• DESCRIPTION OF THE TASK:
In your answer, copy every entry that follows exactly.

• INPUT DATA:
*** Begin section ***
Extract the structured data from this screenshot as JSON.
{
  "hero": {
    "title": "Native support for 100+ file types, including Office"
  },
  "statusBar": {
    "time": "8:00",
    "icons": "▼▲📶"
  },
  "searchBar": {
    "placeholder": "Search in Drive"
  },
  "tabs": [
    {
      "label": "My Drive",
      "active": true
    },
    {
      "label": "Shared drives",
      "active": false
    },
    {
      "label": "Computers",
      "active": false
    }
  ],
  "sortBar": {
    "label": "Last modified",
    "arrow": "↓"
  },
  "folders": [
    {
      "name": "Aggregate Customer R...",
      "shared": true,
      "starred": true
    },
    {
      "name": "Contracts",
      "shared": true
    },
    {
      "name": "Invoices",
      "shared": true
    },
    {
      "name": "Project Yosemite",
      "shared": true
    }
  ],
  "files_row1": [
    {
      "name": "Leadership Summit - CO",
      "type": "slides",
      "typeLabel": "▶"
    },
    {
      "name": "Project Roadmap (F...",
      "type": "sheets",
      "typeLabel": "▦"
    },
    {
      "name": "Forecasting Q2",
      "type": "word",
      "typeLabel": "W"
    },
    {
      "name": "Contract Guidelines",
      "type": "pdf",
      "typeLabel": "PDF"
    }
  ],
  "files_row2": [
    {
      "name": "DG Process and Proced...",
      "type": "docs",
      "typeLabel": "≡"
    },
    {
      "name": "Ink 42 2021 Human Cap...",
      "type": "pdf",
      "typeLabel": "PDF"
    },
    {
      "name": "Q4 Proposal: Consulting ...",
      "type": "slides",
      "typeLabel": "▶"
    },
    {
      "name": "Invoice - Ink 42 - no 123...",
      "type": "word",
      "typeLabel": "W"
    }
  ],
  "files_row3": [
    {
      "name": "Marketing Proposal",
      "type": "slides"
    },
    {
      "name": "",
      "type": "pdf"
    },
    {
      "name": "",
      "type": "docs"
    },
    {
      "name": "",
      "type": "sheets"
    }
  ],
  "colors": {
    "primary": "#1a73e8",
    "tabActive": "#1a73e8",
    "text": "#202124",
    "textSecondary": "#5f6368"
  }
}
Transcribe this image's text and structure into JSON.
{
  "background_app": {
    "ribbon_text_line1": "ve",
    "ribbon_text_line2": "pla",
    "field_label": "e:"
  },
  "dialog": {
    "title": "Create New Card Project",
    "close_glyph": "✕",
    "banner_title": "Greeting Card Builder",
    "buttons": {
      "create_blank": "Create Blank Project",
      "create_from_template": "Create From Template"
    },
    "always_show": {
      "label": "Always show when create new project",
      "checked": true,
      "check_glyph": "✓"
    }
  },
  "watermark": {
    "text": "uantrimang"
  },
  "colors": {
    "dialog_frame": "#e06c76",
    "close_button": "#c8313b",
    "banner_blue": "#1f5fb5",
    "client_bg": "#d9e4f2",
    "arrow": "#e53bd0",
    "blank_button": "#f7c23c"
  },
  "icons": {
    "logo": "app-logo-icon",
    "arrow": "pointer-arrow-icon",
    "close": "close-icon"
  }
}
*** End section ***
• ANSWER FOR THIS EXERCISE:
Extract the structured data from this screenshot as JSON.
{
  "hero": {
    "title": "Native support for 100+ file types, including Office"
  },
  "statusBar": {
    "time": "8:00",
    "icons": "▼▲📶"
  },
  "searchBar": {
    "placeholder": "Search in Drive"
  },
  "tabs": [
    {
      "label": "My Drive",
      "active": true
    },
    {
      "label": "Shared drives",
      "active": false
    },
    {
      "label": "Computers",
      "active": false
    }
  ],
  "sortBar": {
    "label": "Last modified",
    "arrow": "↓"
  },
  "folders": [
    {
      "name": "Aggregate Customer R...",
      "shared": true,
      "starred": true
    },
    {
      "name": "Contracts",
      "shared": true
    },
    {
      "name": "Invoices",
      "shared": true
    },
    {
      "name": "Project Yosemite",
      "shared": true
    }
  ],
  "files_row1": [
    {
      "name": "Leadership Summit - CO",
      "type": "slides",
      "typeLabel": "▶"
    },
    {
      "name": "Project Roadmap (F...",
      "type": "sheets",
      "typeLabel": "▦"
    },
    {
      "name": "Forecasting Q2",
      "type": "word",
      "typeLabel": "W"
    },
    {
      "name": "Contract Guidelines",
      "type": "pdf",
      "typeLabel": "PDF"
    }
  ],
  "files_row2": [
    {
      "name": "DG Process and Proced...",
      "type": "docs",
      "typeLabel": "≡"
    },
    {
      "name": "Ink 42 2021 Human Cap...",
      "type": "pdf",
      "typeLabel": "PDF"
    },
    {
      "name": "Q4 Proposal: Consulting ...",
      "type": "slides",
      "typeLabel": "▶"
    },
    {
      "name": "Invoice - Ink 42 - no 123...",
      "type": "word",
      "typeLabel": "W"
    }
  ],
  "files_row3": [
    {
      "name": "Marketing Proposal",
      "type": "slides"
    },
    {
      "name": "",
      "type": "pdf"
    },
    {
      "name": "",
      "type": "docs"
    },
    {
      "name": "",
      "type": "sheets"
    }
  ],
  "colors": {
    "primary": "#1a73e8",
    "tabActive": "#1a73e8",
    "text": "#202124",
    "textSecondary": "#5f6368"
  }
}
Transcribe this image's text and structure into JSON.
{
  "background_app": {
    "ribbon_text_line1": "ve",
    "ribbon_text_line2": "pla",
    "field_label": "e:"
  },
  "dialog": {
    "title": "Create New Card Project",
    "close_glyph": "✕",
    "banner_title": "Greeting Card Builder",
    "buttons": {
      "create_blank": "Create Blank Project",
      "create_from_template": "Create From Template"
    },
    "always_show": {
      "label": "Always show when create new project",
      "checked": true,
      "check_glyph": "✓"
    }
  },
  "watermark": {
    "text": "uantrimang"
  },
  "colors": {
    "dialog_frame": "#e06c76",
    "close_button": "#c8313b",
    "banner_blue": "#1f5fb5",
    "client_bg": "#d9e4f2",
    "arrow": "#e53bd0",
    "blank_button": "#f7c23c"
  },
  "icons": {
    "logo": "app-logo-icon",
    "arrow": "pointer-arrow-icon",
    "close": "close-icon"
  }
}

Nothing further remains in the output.